I will have taken around 40 courses by the time I graduate from South, and I have genuinely enjoyed taking almost all of them—but I must admit, there are times I recall studying while thinking to myself, “When will I ever need to know this later in life?” Of course, a well-rounded education is important to me, but as my graduation approaches, I can’t help but think about what I have not yet learned: personal finance—how to manage money and make decisions about budgeting, investing, and retirement planning. Something all students will certainly need to know later in life, financial literacy should be a required and valued element of the four year high-school curriculum at South.
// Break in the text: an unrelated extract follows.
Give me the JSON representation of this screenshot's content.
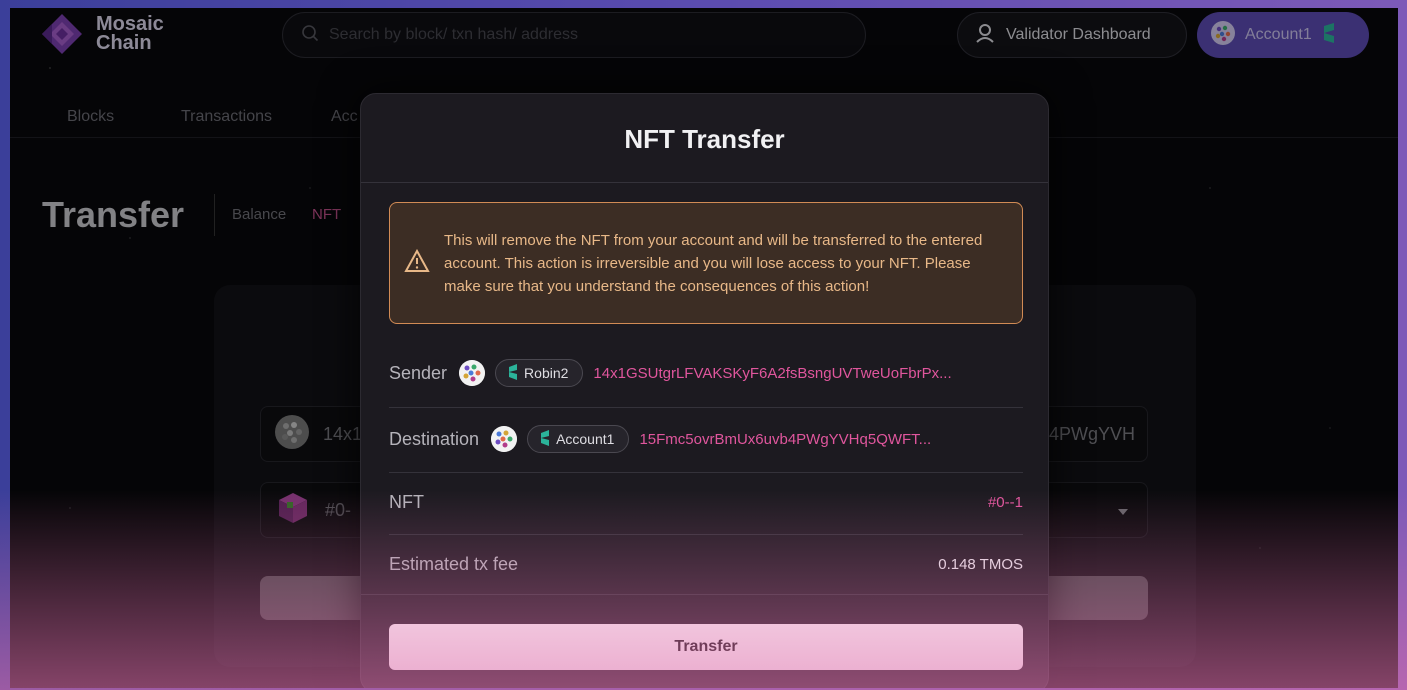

As of 2016 in New York State, students entering high school are required to receive both an economic and personal finance education before they graduate. Since 1985, students have had to fulfill an economics education requirement, but it was not until this year that NYS developed statewide standards regarding personal finance. South should recognize the new personal finance requirement as a signal that students should be graduating with a greater understanding of money management and basic knowledge about budgeting, loans, credit/debit cards, insurance, compound interest, and investing.
While there is no doubt that education on these topics would maximize students’ potential for financial security in the future, requiring a course poses some logistical questions. Mr. Dennis Mooney, social studies teacher of classes such as economics, investments, and accounting, suggested that that “the only downside is where to find the time.” Take it from a senior with zero free periods—I understand that concern. However, there are many ways that students can learn personal finance skills without adding an extra semester to their course loads. It is not a specific course I suggest should be required but rather a specific curriculum. Teachers from the social studies department should meet with teachers from the business department to develop an outline of the most important aspects of personal finance to create this curriculum together.
The personal finance curriculum should then be integrated into various business electives and upper level social studies courses, including the following: AP and regular Economics, AP Government and Politics, Accounting 1 and 2, College Accounting, Career and Finance, and Investments. This way, students have a wide variety of choices and the ability to choose the class that interests them the most. As long as they take just one of these classes during their four years at South, they will have fulfilled the requirement.
The benefits of learning about the effects of financial decisions can be life altering, and different teachers have different opinions about which personal finance topics rank as the most important (perhaps because it is all important). Ms. Sheryl Burger Demetres, business teacher and advisor of DECA, believes that “the impact that student loans have on students’ futures is important to understand. [The] amount of debt that a student can take on so young could…cripple the student’s financial future” She added, “The basic knowledge of the importance of saving in a general sense and investing for the future is vital.” Mr. Mooney wants to educate students about credit cards and long term financial planning: “With pensions becoming extinct, there is a real need to understand 401Ks and 403Bs plus IRAs.” If that is all Greek to you (as it is to me), then you should understand why South must react vigorously to New York State’s new requirement.
The fact of the matter is, no matter where we go in our lives, no matter what our college majors, our aspirations, and our career paths are, we all need to know personal finance. School President and Vice President of DECA Senior Shrinath Viswanathan said, “regardless of your career, you’re going to be earning money and saving it. Knowing how to best save and invest your money is something important that everyone should learn.” High school is supposed to prepare us for the rest of our lives, and personal finance is perhaps one of the most universal and important aspects of an education that will set us up for success. And I guarantee, when students are home studying financial literacy, never once will they have to think to themselves, “When will I ever need to know this later in life?”